Every line below is to be set down again exactly; any image stays out.
· · · ·
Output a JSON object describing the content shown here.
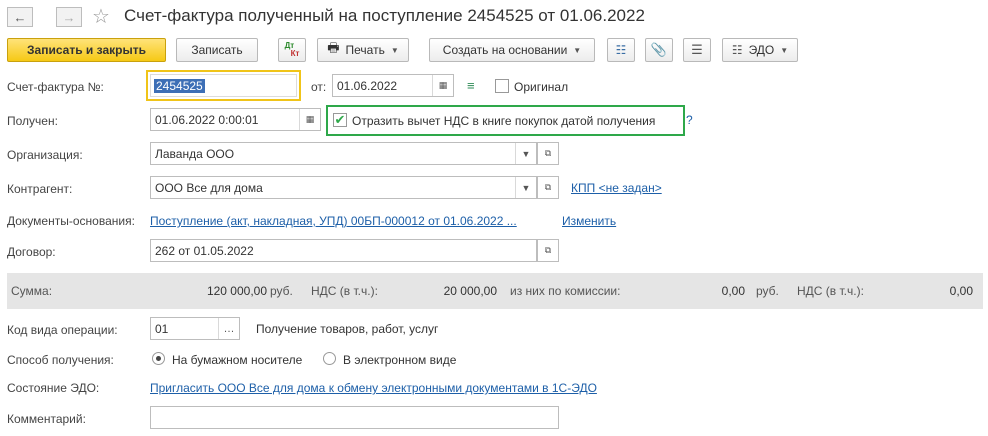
{
  "title": "Счет-фактура полученный на поступление 2454525 от 01.06.2022",
  "toolbar": {
    "save_close": "Записать и закрыть",
    "save": "Записать",
    "print": "Печать",
    "create_based": "Создать на основании",
    "edo": "ЭДО",
    "dt_kt_top": "Дт",
    "dt_kt_bottom": "Кт"
  },
  "form": {
    "invoice_label": "Счет-фактура №:",
    "invoice_number": "2454525",
    "from_label": "от:",
    "from_date": "01.06.2022",
    "original_label": "Оригинал",
    "received_label": "Получен:",
    "received_date": "01.06.2022  0:00:01",
    "vat_deduction_label": "Отразить вычет НДС в книге покупок датой получения",
    "help": "?",
    "org_label": "Организация:",
    "org_value": "Лаванда ООО",
    "contractor_label": "Контрагент:",
    "contractor_value": "ООО Все для дома",
    "kpp_link": "КПП <не задан>",
    "docs_label": "Документы-основания:",
    "docs_link": "Поступление (акт, накладная, УПД) 00БП-000012 от 01.06.2022 ...",
    "change_link": "Изменить",
    "contract_label": "Договор:",
    "contract_value": "262 от 01.05.2022"
  },
  "totals": {
    "sum_label": "Сумма:",
    "sum_value": "120 000,00",
    "currency1": "руб.",
    "vat_label": "НДС (в т.ч.):",
    "vat_value": "20 000,00",
    "commission_label": "из них по комиссии:",
    "commission_value": "0,00",
    "currency2": "руб.",
    "vat_label2": "НДС (в т.ч.):",
    "vat_value2": "0,00"
  },
  "operation": {
    "code_label": "Код вида операции:",
    "code_value": "01",
    "code_desc": "Получение товаров, работ, услуг",
    "method_label": "Способ получения:",
    "method_paper": "На бумажном носителе",
    "method_electronic": "В электронном виде",
    "method_selected": "paper",
    "edo_label": "Состояние ЭДО:",
    "edo_link": "Пригласить ООО Все для дома к обмену электронными документами в 1С-ЭДО",
    "comment_label": "Комментарий:",
    "comment_value": ""
  },
  "colors": {
    "primary": "#f6c915",
    "link": "#1d5fa8",
    "highlight_yellow": "#f0c419",
    "highlight_green": "#2ea84a",
    "selection": "#3d6fb6"
  }
}
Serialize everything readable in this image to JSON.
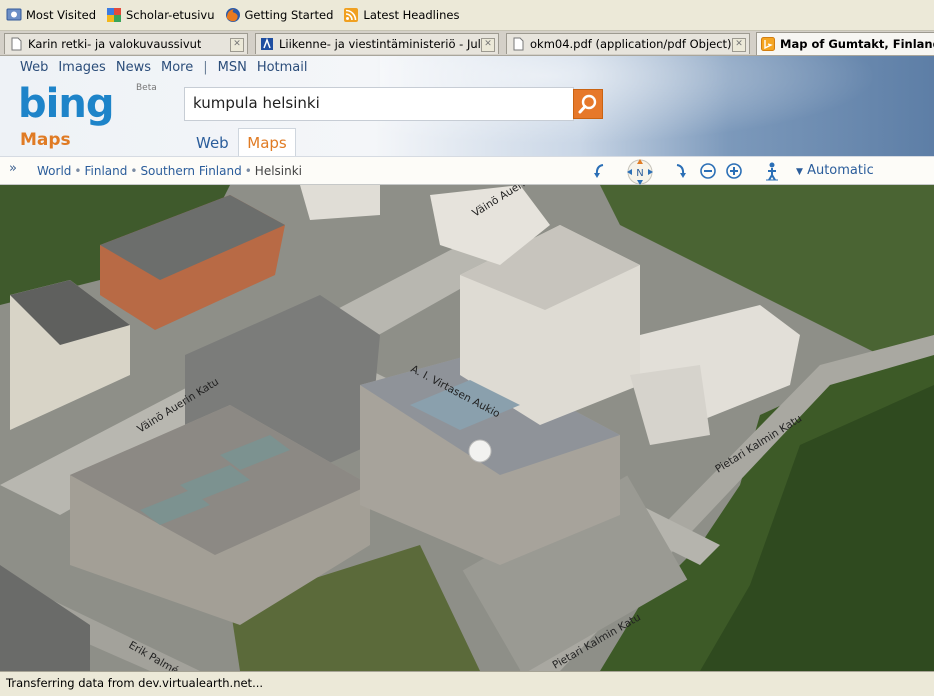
{
  "bookmarks": [
    {
      "label": "Most Visited",
      "icon": "most-visited-icon"
    },
    {
      "label": "Scholar-etusivu",
      "icon": "google-icon"
    },
    {
      "label": "Getting Started",
      "icon": "firefox-icon"
    },
    {
      "label": "Latest Headlines",
      "icon": "rss-icon"
    }
  ],
  "tabs": [
    {
      "title": "Karin retki- ja valokuvaussivut",
      "icon": "page-icon",
      "active": false
    },
    {
      "title": "Liikenne- ja viestintäministeriö - Julkise...",
      "icon": "ministry-icon",
      "active": false
    },
    {
      "title": "okm04.pdf (application/pdf Object)",
      "icon": "page-icon",
      "active": false
    },
    {
      "title": "Map of Gumtakt, Finland - B",
      "icon": "bing-icon",
      "active": true
    }
  ],
  "header": {
    "topnav": [
      "Web",
      "Images",
      "News",
      "More",
      "|",
      "MSN",
      "Hotmail"
    ],
    "logo": "bing",
    "beta": "Beta",
    "section_title": "Maps",
    "search_value": "kumpula helsinki",
    "scopes": {
      "web": "Web",
      "maps": "Maps"
    }
  },
  "breadcrumb": [
    "World",
    "Finland",
    "Southern Finland",
    "Helsinki"
  ],
  "map_controls": {
    "compass_label": "N",
    "style_label": "Automatic"
  },
  "map": {
    "streets": [
      "Väinö Auerin",
      "Väinö Auerin Katu",
      "A. I. Virtasen Aukio",
      "Pietari Kalmin Katu",
      "Pietari Kalmin Katu",
      "Erik Palmé"
    ]
  },
  "status": "Transferring data from dev.virtualearth.net...",
  "colors": {
    "bing_blue": "#1e84c9",
    "maps_orange": "#e07b24",
    "link_blue": "#2b5d9b"
  }
}
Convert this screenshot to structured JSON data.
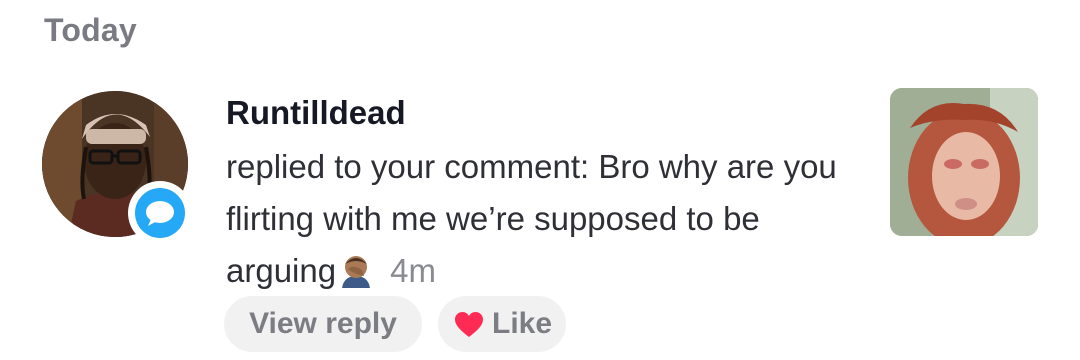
{
  "section": {
    "title": "Today"
  },
  "notification": {
    "username": "Runtilldead",
    "message": "replied to your comment: Bro why are you flirting with me we’re supposed to be arguing",
    "emoji": "man-facepalming-emoji",
    "time": "4m",
    "badge_icon": "comment-bubble-icon",
    "badge_color": "#25a8f5"
  },
  "actions": {
    "view_reply": "View reply",
    "like": "Like",
    "like_icon": "heart-icon",
    "heart_color": "#fe2c55"
  }
}
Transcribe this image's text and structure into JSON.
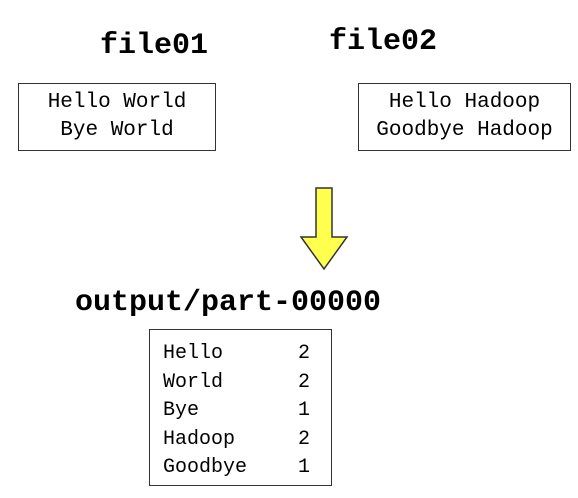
{
  "inputs": [
    {
      "name": "file01",
      "lines": [
        "Hello World",
        "Bye World"
      ]
    },
    {
      "name": "file02",
      "lines": [
        "Hello Hadoop",
        "Goodbye Hadoop"
      ]
    }
  ],
  "output": {
    "name": "output/part-00000",
    "rows": [
      {
        "word": "Hello",
        "count": "2"
      },
      {
        "word": "World",
        "count": "2"
      },
      {
        "word": "Bye",
        "count": "1"
      },
      {
        "word": "Hadoop",
        "count": "2"
      },
      {
        "word": "Goodbye",
        "count": "1"
      }
    ]
  },
  "colors": {
    "arrow_fill": "#ffff4d",
    "arrow_stroke": "#333333",
    "border": "#333333"
  }
}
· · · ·
* RESPONSE TO THE TASK *
Output a JSON object describing the content shown here.
{
  "title": "Счет-фактура полученный на поступление 2454525 от 01.06.2022",
  "toolbar": {
    "save_close": "Записать и закрыть",
    "save": "Записать",
    "print": "Печать",
    "create_based": "Создать на основании",
    "edo": "ЭДО",
    "dt_kt_top": "Дт",
    "dt_kt_bottom": "Кт"
  },
  "form": {
    "invoice_label": "Счет-фактура №:",
    "invoice_number": "2454525",
    "from_label": "от:",
    "from_date": "01.06.2022",
    "original_label": "Оригинал",
    "received_label": "Получен:",
    "received_date": "01.06.2022  0:00:01",
    "vat_deduction_label": "Отразить вычет НДС в книге покупок датой получения",
    "help": "?",
    "org_label": "Организация:",
    "org_value": "Лаванда ООО",
    "contractor_label": "Контрагент:",
    "contractor_value": "ООО Все для дома",
    "kpp_link": "КПП <не задан>",
    "docs_label": "Документы-основания:",
    "docs_link": "Поступление (акт, накладная, УПД) 00БП-000012 от 01.06.2022 ...",
    "change_link": "Изменить",
    "contract_label": "Договор:",
    "contract_value": "262 от 01.05.2022"
  },
  "totals": {
    "sum_label": "Сумма:",
    "sum_value": "120 000,00",
    "currency1": "руб.",
    "vat_label": "НДС (в т.ч.):",
    "vat_value": "20 000,00",
    "commission_label": "из них по комиссии:",
    "commission_value": "0,00",
    "currency2": "руб.",
    "vat_label2": "НДС (в т.ч.):",
    "vat_value2": "0,00"
  },
  "operation": {
    "code_label": "Код вида операции:",
    "code_value": "01",
    "code_desc": "Получение товаров, работ, услуг",
    "method_label": "Способ получения:",
    "method_paper": "На бумажном носителе",
    "method_electronic": "В электронном виде",
    "method_selected": "paper",
    "edo_label": "Состояние ЭДО:",
    "edo_link": "Пригласить ООО Все для дома к обмену электронными документами в 1С-ЭДО",
    "comment_label": "Комментарий:",
    "comment_value": ""
  },
  "colors": {
    "primary": "#f6c915",
    "link": "#1d5fa8",
    "highlight_yellow": "#f0c419",
    "highlight_green": "#2ea84a",
    "selection": "#3d6fb6"
  }
}
Serialize everything readable in this image to JSON.
{
  "bookmarks": [
    {
      "label": "Most Visited",
      "icon": "most-visited-icon"
    },
    {
      "label": "Scholar-etusivu",
      "icon": "google-icon"
    },
    {
      "label": "Getting Started",
      "icon": "firefox-icon"
    },
    {
      "label": "Latest Headlines",
      "icon": "rss-icon"
    }
  ],
  "tabs": [
    {
      "title": "Karin retki- ja valokuvaussivut",
      "icon": "page-icon",
      "active": false
    },
    {
      "title": "Liikenne- ja viestintäministeriö - Julkise...",
      "icon": "ministry-icon",
      "active": false
    },
    {
      "title": "okm04.pdf (application/pdf Object)",
      "icon": "page-icon",
      "active": false
    },
    {
      "title": "Map of Gumtakt, Finland - B",
      "icon": "bing-icon",
      "active": true
    }
  ],
  "header": {
    "topnav": [
      "Web",
      "Images",
      "News",
      "More",
      "|",
      "MSN",
      "Hotmail"
    ],
    "logo": "bing",
    "beta": "Beta",
    "section_title": "Maps",
    "search_value": "kumpula helsinki",
    "scopes": {
      "web": "Web",
      "maps": "Maps"
    }
  },
  "breadcrumb": [
    "World",
    "Finland",
    "Southern Finland",
    "Helsinki"
  ],
  "map_controls": {
    "compass_label": "N",
    "style_label": "Automatic"
  },
  "map": {
    "streets": [
      "Väinö Auerin",
      "Väinö Auerin Katu",
      "A. I. Virtasen Aukio",
      "Pietari Kalmin Katu",
      "Pietari Kalmin Katu",
      "Erik Palmé"
    ]
  },
  "status": "Transferring data from dev.virtualearth.net...",
  "colors": {
    "bing_blue": "#1e84c9",
    "maps_orange": "#e07b24",
    "link_blue": "#2b5d9b"
  }
}
Convert this screenshot to structured JSON data.
{
  "section": {
    "title": "Today"
  },
  "notification": {
    "username": "Runtilldead",
    "message": "replied to your comment: Bro why are you flirting with me we’re supposed to be arguing",
    "emoji": "man-facepalming-emoji",
    "time": "4m",
    "badge_icon": "comment-bubble-icon",
    "badge_color": "#25a8f5"
  },
  "actions": {
    "view_reply": "View reply",
    "like": "Like",
    "like_icon": "heart-icon",
    "heart_color": "#fe2c55"
  }
}
Transcribe this image's text and structure into JSON.
{
  "inputs": [
    {
      "name": "file01",
      "lines": [
        "Hello World",
        "Bye World"
      ]
    },
    {
      "name": "file02",
      "lines": [
        "Hello Hadoop",
        "Goodbye Hadoop"
      ]
    }
  ],
  "output": {
    "name": "output/part-00000",
    "rows": [
      {
        "word": "Hello",
        "count": "2"
      },
      {
        "word": "World",
        "count": "2"
      },
      {
        "word": "Bye",
        "count": "1"
      },
      {
        "word": "Hadoop",
        "count": "2"
      },
      {
        "word": "Goodbye",
        "count": "1"
      }
    ]
  },
  "colors": {
    "arrow_fill": "#ffff4d",
    "arrow_stroke": "#333333",
    "border": "#333333"
  }
}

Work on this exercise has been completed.